Bonus Method: Spare It!
If you have none of the alternatives at hand, there is one last option left for you to consider. How about ignoring this part of the recipe and just leave out mustard?
Check the recipe again. If it actually asks you to add only a small amount, it may not be that much noticeable if you just do not add it. If, however, you are preparing a mustard sauce, then leaving out the mustard is not possible.
If so, you need to find another base for your sauce. For example, you can use a butter sauce or a bearnaise sauce for first-class smoked salmon or seafood dishes. It’s not always necessary that you have to strictly follow the recipe, it doesn’t hurt to be adventurous sometimes.
Tips To Store Dried Mustard
I know it can sound a bit painful to go and buy a big bag of dried mustard seeds just to follow one recipe and use a little bit.
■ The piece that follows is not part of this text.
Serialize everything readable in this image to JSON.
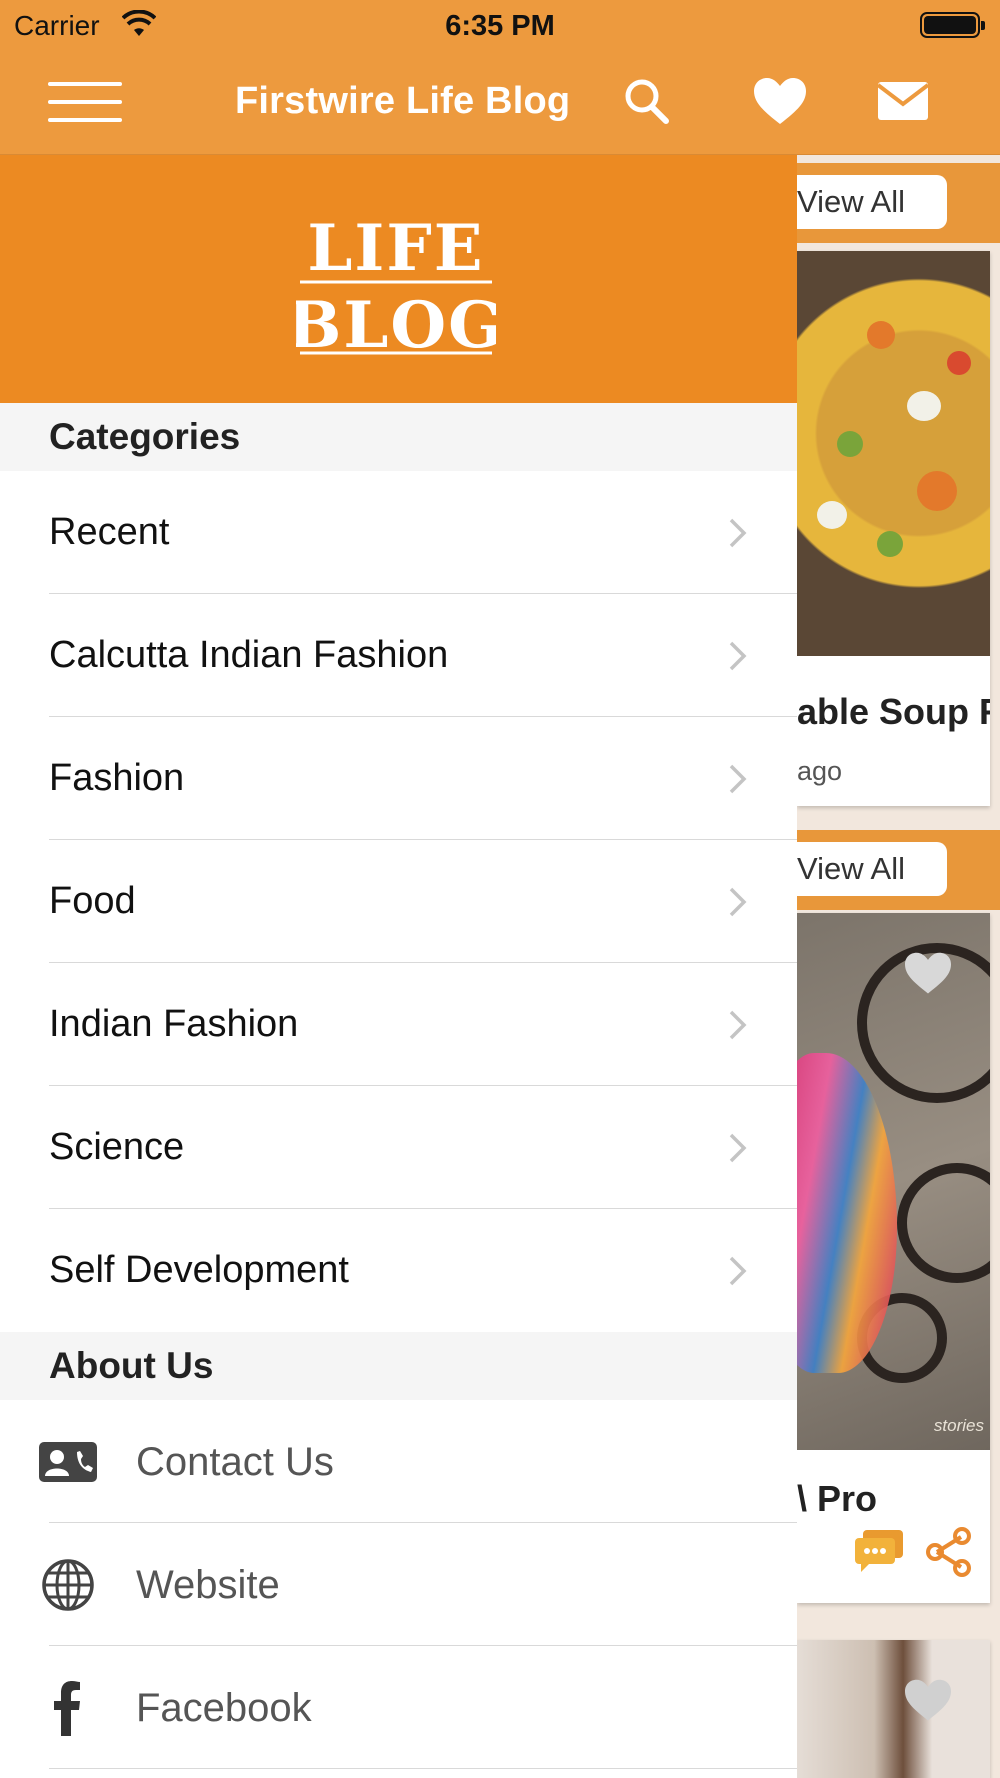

No need to worry; however, I can calm you down and assure you that it is actually possible to keep them very long without much effort.
Read here how to properly store dried mustard and thereby increase its shelf-life so that you can keep it and use it every once and a while.
- As long as you do not use them, keep them in their original packaging. Store them in a dry, cool place, such as inside a cabinet, which is neither near the fridge or the oven nor exposed to sunlight.
- Once you have opened the package, fill the remaining seeds into an airtight container. This can either be a glass jar with a rubber lid or a plastic container. A glass jar is preferred as they do not keep the smell from previously-stored ingredients like a plastic container.
- Check the containers from time to time to see if some humidity is found inside. If so, take all mustard seeds out and spread them over a sheet of kitchen paper. Then fully clean the jar and let it completely dry, or use a new container.
After that, place the seeds back in and store them again in a dry, cool place. You might have to look for a better place as the current location allowed for humidity to form.
Expectation Vs. Reality
As already mentioned, dry mustard has quite its own distinctive and intensive taste. Therefore, if you are planning to try a couple of recipes that require this certain ingredient, then I always recommend investing a little money into it.
The mentioned substitution options are very great and can perfectly help you out if either you or your guests have an allergy to mustard, or you simply have overlooked putting it on your shopping list, and now you are in the middle of the cooking process without time to shop.
Anyhow, I hope my article has helped you to save your meal. If so, please be so kind as to share a comment with other readers about your story and me, and tell us why you needed to replace dry mustard and how you handled it, and whether it was successful or not.
1 servings per container
- Amount Per ServingCalories3.1
- % Daily Value *
- Total Fat
- Sodium 135mg 6%
- Potassium 7.9mg 1%
- Total Carbohydrate
- Dietary Fiber 0.2g 1%
- Sugars 0.1g
- Protein 0.2g 1%
* The % Daily Value tells you how much a nutrient in a serving of food contributes to a daily diet. 2,000 calories a day is used for general nutrition advice.